Arriving in the United States is like being bowled over by a wave of chipper, smiling, enthusiastic conversation that always inquires how you are doing but disappears before it hears the answer. This is an interaction that confuses a lot of foreigners, because internationally it is considered extremely rude to walk away in the middle of a conversation. However, after a year at Northwestern I feel as though I am beginning to understand why Americans use “how are you?” as their standard greeting as they swiftly walk on by. I’ve realized now that people don’t wait for the answer because they already know what it will be. Invariably, the response is, “I’m fine.”
But are we fine? Upon my arrival in the U.S. from Hong Kong, I was struck by how extraordinarily friendly and happy everyone seemed — “seemed” being the operative word. There is a pressure that I have noticed at NU, and I believe it is ubiquitous in the U.S. It is the pressure to be happy at all times. The cafeteria staff is happy, the bus driver is happy, our friends at the University of Chicago look ecstatic on social media and apparently, so do we.
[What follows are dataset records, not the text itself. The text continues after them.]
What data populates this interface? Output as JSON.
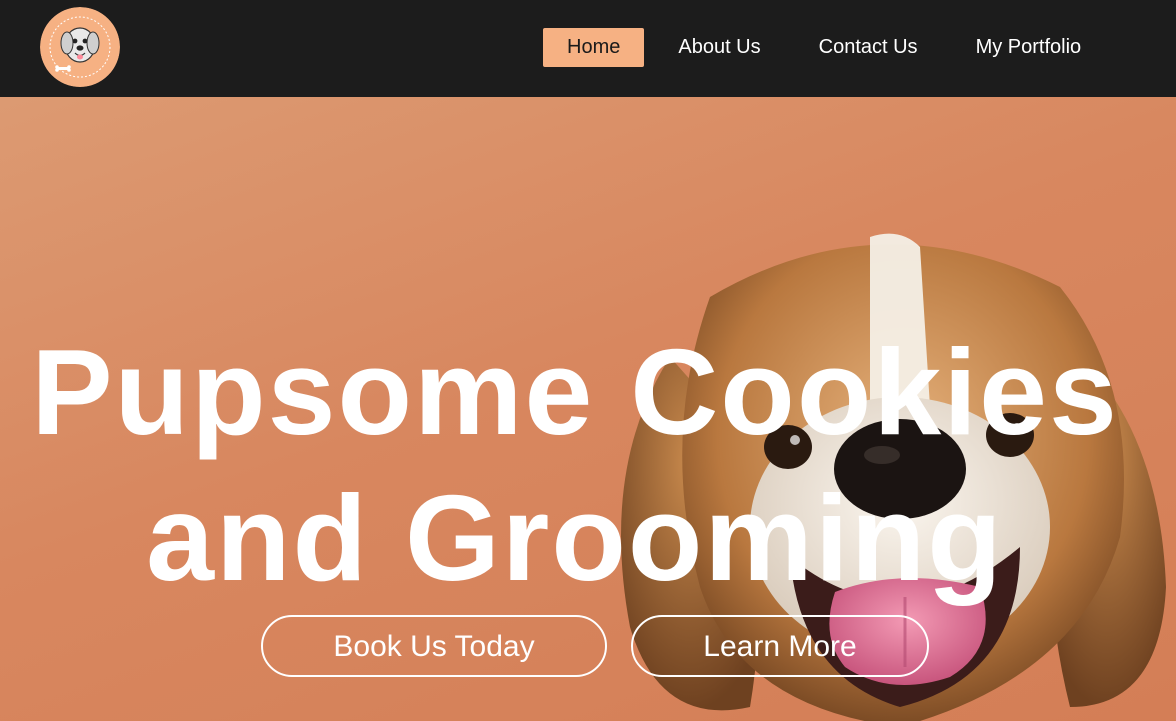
{
  "brand": {
    "name": "Pupsome Cookies and Grooming",
    "logo_icon": "dog-badge-icon",
    "colors": {
      "nav_bg": "#1c1c1c",
      "accent": "#f6b183",
      "hero_bg": "#d8875f",
      "text_light": "#ffffff"
    }
  },
  "nav": {
    "items": [
      {
        "label": "Home",
        "active": true
      },
      {
        "label": "About Us",
        "active": false
      },
      {
        "label": "Contact Us",
        "active": false
      },
      {
        "label": "My Portfolio",
        "active": false
      }
    ]
  },
  "hero": {
    "title_line1": "Pupsome Cookies",
    "title_line2": "and Grooming",
    "buttons": {
      "book": "Book Us Today",
      "learn": "Learn More"
    }
  }
}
Except that we aren’t, because no one is happy all the time, and we aren’t meant to be. This seems like an obvious statement, but in a society that teaches us individuals are responsible for creating their own happiness, it is easy to become trapped in a cycle of unhappiness and self-criticism. Unhappiness is a natural part of life, one that is accepted and even revered in many societies. In my opinion, the unrelenting demand to be happy causes us to feel anguish over negative emotions that are a natural part of life, and this is a factor in the increasing rate of depression at American colleges. In short, it is not unhappiness that makes us depressed, but the inaccurate conviction that our sadness is shameful, abnormal and abhorrent.
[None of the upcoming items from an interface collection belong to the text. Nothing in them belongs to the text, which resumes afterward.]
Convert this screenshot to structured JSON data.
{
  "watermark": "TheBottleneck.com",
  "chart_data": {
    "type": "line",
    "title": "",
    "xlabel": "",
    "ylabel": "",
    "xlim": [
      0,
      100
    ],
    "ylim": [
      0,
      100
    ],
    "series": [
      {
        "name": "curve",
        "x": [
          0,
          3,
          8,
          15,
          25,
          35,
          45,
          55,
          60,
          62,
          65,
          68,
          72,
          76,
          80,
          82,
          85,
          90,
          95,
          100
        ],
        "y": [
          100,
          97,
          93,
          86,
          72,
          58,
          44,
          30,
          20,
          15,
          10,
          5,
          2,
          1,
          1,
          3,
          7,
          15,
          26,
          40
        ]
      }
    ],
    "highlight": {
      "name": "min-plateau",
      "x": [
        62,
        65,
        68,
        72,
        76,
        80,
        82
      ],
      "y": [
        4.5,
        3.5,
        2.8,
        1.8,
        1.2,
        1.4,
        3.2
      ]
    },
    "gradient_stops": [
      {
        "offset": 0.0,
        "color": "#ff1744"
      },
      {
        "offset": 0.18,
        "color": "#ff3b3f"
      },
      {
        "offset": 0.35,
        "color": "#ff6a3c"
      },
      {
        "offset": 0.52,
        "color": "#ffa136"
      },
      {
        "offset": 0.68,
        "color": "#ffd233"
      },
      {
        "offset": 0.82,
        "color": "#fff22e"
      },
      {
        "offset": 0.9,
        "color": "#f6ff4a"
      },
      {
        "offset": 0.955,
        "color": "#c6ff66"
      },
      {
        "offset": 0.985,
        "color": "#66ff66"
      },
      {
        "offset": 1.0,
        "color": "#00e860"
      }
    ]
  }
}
The U.S. Declaration of Independence uses the “pursuit of happiness” as an example of an unalienable right, but often we treat happiness as a paramount end. The pursuit of happiness has become the only worthwhile pursuit, as our liberal ideology teaches us that our individual, subjective feelings dictate our success. It is this assumption that gives a fatal weight and significance to temporary feelings of happiness and sadness.
Buddhist teaching follows the principle that we are not freed from misery by experiencing contentment, but rather that we experience ultimate liberation when we realize that all emotions, both positive and negative, are fleeting and thus unworthy of becoming our fundamental pursuit. As Hebrew anthropologist Yuval Noah Harari wrote, “Buddha agreed with biology and New Age movements that happiness is independent of external conditions. Yet his more important and far more profound insight was that true happiness is also independent of our inner feelings.” It seems that the less importance we afford our emotions, the less control they have over our choices and experiences.
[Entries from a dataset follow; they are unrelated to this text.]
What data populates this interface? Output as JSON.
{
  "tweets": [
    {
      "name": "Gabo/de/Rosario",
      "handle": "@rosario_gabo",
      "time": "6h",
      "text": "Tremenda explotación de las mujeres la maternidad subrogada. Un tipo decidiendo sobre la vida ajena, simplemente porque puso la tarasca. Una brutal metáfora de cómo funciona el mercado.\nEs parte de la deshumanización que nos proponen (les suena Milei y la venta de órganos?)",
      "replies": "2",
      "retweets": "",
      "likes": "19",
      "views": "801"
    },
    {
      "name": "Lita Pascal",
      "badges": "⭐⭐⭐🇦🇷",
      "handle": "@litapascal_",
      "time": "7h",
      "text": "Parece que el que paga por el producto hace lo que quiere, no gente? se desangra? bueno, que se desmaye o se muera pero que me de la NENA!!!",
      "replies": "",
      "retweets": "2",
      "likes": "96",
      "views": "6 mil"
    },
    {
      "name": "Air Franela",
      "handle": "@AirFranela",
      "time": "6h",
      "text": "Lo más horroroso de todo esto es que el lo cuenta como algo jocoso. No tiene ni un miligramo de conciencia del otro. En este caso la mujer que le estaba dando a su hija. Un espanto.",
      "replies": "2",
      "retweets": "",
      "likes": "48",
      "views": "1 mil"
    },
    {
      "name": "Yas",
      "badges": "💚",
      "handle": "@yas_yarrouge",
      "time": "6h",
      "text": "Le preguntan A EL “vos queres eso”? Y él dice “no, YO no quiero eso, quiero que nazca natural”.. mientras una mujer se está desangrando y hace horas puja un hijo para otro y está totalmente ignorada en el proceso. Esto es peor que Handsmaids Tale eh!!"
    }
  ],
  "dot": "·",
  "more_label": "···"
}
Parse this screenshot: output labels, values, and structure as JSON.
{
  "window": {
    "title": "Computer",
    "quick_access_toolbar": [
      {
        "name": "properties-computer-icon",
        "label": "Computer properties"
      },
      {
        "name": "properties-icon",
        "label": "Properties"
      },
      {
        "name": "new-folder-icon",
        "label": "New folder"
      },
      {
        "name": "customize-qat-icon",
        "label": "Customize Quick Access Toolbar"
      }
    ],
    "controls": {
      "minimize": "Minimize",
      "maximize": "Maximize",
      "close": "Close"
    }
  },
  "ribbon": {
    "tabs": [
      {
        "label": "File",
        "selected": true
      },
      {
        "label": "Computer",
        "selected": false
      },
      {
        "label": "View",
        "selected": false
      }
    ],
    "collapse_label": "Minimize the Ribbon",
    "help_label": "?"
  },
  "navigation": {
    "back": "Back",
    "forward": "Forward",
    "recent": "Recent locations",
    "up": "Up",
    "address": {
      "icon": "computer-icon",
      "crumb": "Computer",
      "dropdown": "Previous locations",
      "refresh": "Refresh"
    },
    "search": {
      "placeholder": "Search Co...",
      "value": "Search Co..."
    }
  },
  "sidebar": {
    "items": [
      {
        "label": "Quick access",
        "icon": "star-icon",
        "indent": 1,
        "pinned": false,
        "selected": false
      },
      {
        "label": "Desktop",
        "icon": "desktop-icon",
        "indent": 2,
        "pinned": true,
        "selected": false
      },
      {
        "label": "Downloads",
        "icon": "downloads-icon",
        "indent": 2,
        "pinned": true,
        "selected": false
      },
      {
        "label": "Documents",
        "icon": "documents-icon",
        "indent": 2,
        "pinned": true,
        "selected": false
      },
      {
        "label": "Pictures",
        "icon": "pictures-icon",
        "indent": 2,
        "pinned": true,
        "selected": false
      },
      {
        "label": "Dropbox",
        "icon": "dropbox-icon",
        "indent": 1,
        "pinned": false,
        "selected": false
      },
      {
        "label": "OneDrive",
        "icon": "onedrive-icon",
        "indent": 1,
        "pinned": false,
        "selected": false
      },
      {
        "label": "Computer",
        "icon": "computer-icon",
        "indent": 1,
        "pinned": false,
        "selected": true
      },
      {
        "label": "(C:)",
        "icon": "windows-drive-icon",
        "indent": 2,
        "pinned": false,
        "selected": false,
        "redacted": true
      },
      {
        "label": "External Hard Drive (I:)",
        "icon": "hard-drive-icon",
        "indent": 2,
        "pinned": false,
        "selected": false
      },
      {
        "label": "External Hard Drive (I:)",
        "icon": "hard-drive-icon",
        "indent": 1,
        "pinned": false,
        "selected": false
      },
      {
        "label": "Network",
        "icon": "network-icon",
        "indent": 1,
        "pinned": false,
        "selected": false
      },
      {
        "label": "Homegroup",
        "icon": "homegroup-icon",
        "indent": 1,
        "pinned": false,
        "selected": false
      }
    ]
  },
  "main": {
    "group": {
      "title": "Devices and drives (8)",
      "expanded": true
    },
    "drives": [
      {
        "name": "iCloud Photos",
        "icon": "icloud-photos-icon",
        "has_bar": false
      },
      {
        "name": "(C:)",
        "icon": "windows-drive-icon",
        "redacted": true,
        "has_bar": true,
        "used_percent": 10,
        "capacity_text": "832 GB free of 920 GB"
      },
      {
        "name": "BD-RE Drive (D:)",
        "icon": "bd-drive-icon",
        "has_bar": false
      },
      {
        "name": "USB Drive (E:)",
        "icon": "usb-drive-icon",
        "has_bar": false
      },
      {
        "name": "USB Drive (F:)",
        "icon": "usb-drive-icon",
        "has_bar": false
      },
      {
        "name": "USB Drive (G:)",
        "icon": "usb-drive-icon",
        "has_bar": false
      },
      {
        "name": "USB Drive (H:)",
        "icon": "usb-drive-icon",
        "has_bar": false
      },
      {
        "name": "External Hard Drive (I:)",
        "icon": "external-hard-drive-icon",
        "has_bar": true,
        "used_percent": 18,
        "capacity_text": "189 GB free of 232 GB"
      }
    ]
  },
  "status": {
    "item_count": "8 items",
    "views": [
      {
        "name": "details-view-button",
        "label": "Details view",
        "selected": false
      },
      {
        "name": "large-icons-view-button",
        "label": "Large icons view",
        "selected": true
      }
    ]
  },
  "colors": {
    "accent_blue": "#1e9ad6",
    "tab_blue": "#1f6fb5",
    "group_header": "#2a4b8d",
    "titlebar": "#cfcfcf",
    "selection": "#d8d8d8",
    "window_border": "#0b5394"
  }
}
During Wildcat Welcome, we are told how to contact Counseling and Psychological Services and given important resources that can help combat depression and mental illness. But are we ever honestly told that we will feel sad, we will hate it here and we will be lonely? Psychological illnesses are real and should never be invalidated. However, I can’t help but wonder how many of us would fare much better if we had known from the beginning that unhappiness is just part of the college experience and part of real life. Perhaps then sorrow wouldn’t seem like a disgraceful secret, perhaps then we could confront the person darting away after asking us how we are by fearlessly telling them, “You know what? Today I feel like shit.”
The views expressed in this piece do not necessarily reflect the views of all staff members of The Daily Northwestern.